> _WORK TO COMPLETE_:
The required answer is each line in the entries below where "ApiUser" occurs.

> _SOURCE MATERIAL_:
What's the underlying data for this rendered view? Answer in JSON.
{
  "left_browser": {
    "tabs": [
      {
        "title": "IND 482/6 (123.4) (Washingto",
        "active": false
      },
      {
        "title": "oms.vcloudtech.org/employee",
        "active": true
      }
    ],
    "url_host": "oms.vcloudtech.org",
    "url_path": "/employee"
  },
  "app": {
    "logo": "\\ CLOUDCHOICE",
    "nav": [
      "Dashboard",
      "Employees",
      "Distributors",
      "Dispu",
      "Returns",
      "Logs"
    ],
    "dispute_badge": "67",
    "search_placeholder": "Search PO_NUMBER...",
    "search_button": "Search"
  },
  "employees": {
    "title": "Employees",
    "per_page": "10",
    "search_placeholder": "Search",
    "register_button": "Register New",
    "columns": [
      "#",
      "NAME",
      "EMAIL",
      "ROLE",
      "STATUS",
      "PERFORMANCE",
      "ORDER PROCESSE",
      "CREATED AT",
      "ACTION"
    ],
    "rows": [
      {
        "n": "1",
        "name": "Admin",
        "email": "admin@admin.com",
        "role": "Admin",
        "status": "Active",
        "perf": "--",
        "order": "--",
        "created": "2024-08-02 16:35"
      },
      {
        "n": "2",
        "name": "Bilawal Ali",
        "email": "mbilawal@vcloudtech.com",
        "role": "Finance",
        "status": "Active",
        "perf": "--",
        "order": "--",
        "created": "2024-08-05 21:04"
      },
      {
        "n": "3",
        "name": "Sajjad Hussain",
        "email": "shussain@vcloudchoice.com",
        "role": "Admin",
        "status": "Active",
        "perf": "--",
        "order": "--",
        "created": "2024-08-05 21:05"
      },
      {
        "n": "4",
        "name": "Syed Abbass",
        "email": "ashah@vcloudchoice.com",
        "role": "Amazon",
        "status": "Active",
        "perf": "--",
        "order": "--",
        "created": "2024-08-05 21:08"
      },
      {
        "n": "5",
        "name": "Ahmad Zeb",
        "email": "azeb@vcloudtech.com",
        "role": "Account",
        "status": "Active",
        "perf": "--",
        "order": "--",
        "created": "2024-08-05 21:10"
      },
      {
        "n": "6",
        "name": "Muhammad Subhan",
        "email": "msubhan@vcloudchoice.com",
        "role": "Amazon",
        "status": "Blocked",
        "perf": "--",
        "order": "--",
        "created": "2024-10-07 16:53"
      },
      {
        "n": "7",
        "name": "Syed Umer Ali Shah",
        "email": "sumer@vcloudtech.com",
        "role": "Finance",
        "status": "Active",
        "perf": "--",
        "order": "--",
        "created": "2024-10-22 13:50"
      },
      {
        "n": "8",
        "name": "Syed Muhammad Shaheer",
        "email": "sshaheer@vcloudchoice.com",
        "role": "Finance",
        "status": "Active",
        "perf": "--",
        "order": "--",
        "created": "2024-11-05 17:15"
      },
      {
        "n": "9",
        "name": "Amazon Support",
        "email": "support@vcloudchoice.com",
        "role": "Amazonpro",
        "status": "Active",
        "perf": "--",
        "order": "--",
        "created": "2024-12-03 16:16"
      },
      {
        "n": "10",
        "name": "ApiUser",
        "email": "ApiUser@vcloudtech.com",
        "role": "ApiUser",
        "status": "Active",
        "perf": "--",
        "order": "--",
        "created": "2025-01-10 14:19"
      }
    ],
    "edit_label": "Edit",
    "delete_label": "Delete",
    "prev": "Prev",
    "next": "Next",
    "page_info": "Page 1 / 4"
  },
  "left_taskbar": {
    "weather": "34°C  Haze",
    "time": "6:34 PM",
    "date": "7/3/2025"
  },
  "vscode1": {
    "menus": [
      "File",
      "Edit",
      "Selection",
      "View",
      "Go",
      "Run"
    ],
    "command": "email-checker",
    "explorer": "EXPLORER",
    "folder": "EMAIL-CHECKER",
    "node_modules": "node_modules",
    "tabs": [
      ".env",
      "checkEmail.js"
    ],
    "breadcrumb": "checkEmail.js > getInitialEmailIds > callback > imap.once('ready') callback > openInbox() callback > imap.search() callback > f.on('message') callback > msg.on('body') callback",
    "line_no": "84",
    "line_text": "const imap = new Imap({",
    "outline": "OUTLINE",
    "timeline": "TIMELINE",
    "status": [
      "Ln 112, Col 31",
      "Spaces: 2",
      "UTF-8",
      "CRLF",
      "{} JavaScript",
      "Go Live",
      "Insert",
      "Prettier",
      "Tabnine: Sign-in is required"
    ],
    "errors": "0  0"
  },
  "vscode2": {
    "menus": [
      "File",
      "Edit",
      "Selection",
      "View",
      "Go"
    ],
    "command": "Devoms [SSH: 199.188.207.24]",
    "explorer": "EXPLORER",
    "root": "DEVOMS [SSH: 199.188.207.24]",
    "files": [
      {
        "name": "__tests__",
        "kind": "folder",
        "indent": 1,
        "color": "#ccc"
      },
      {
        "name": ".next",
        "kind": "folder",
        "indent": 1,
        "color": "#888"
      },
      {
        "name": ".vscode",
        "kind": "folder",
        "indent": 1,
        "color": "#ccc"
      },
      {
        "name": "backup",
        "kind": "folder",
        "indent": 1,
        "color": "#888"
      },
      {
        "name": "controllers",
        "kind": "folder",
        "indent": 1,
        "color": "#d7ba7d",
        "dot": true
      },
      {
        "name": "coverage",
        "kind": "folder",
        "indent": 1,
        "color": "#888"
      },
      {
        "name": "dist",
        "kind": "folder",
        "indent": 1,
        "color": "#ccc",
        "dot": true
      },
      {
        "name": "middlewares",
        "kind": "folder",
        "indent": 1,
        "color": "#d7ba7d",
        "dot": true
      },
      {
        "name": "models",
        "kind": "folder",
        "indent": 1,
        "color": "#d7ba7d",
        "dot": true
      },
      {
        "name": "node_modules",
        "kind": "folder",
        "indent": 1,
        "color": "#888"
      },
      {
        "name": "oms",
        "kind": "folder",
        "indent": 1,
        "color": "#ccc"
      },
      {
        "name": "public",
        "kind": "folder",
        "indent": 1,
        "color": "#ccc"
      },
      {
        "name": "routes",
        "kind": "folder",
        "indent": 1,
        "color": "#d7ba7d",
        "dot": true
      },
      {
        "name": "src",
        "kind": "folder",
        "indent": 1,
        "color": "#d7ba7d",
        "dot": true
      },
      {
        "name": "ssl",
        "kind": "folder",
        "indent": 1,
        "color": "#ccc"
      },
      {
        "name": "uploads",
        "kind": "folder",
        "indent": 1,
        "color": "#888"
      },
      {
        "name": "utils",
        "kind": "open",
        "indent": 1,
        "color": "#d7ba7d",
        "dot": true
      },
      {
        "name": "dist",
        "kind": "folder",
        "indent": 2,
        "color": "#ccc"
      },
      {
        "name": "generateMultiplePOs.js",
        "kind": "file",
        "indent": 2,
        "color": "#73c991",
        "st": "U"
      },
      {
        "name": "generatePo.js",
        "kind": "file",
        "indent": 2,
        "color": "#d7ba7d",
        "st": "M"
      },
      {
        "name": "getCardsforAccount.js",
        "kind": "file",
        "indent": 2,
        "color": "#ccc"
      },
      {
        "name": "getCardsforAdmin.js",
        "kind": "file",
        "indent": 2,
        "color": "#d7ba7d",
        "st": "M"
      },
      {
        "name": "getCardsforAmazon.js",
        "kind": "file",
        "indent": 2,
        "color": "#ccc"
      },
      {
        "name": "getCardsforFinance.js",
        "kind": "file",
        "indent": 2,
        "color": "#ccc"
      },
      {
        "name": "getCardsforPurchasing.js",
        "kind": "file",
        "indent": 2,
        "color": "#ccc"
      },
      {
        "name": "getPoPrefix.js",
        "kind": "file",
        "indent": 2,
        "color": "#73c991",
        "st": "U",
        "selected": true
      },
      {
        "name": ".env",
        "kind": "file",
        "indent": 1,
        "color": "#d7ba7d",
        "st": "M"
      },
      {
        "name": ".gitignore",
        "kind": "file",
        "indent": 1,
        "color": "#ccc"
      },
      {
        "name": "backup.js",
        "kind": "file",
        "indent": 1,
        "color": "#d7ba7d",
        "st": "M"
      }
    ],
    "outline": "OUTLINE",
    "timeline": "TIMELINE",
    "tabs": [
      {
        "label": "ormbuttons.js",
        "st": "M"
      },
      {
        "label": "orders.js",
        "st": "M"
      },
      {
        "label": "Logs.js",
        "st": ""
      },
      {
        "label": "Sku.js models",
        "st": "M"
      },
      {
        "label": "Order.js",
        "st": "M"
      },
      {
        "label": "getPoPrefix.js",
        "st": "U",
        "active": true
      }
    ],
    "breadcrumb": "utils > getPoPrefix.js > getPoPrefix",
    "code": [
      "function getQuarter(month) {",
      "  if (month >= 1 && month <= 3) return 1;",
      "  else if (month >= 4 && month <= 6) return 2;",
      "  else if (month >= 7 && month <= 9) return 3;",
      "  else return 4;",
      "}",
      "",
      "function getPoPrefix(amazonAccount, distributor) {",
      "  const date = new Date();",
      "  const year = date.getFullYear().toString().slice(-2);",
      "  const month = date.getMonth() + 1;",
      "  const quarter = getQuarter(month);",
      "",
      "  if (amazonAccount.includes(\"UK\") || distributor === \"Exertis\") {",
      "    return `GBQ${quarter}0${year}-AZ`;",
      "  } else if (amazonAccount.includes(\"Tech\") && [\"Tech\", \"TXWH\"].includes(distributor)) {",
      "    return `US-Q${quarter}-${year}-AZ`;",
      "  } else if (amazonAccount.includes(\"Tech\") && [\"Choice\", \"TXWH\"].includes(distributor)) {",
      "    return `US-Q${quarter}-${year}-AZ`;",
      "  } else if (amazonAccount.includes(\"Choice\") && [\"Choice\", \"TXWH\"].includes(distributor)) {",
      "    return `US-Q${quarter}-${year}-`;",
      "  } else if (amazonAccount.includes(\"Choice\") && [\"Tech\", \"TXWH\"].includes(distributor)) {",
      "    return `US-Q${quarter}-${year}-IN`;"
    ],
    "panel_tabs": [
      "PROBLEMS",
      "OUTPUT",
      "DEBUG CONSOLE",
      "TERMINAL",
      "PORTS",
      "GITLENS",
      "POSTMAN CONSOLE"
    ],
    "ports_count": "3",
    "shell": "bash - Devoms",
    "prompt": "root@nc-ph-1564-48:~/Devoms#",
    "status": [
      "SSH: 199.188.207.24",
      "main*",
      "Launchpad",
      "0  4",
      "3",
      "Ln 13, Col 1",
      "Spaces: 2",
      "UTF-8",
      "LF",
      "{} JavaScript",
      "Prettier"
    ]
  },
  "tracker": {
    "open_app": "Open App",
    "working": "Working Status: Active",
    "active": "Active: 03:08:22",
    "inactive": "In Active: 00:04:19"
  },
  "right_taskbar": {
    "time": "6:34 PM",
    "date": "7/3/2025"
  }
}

> _EXERCISE ANSWER_:
        "name": "ApiUser",
        "email": "ApiUser@vcloudtech.com",
        "role": "ApiUser",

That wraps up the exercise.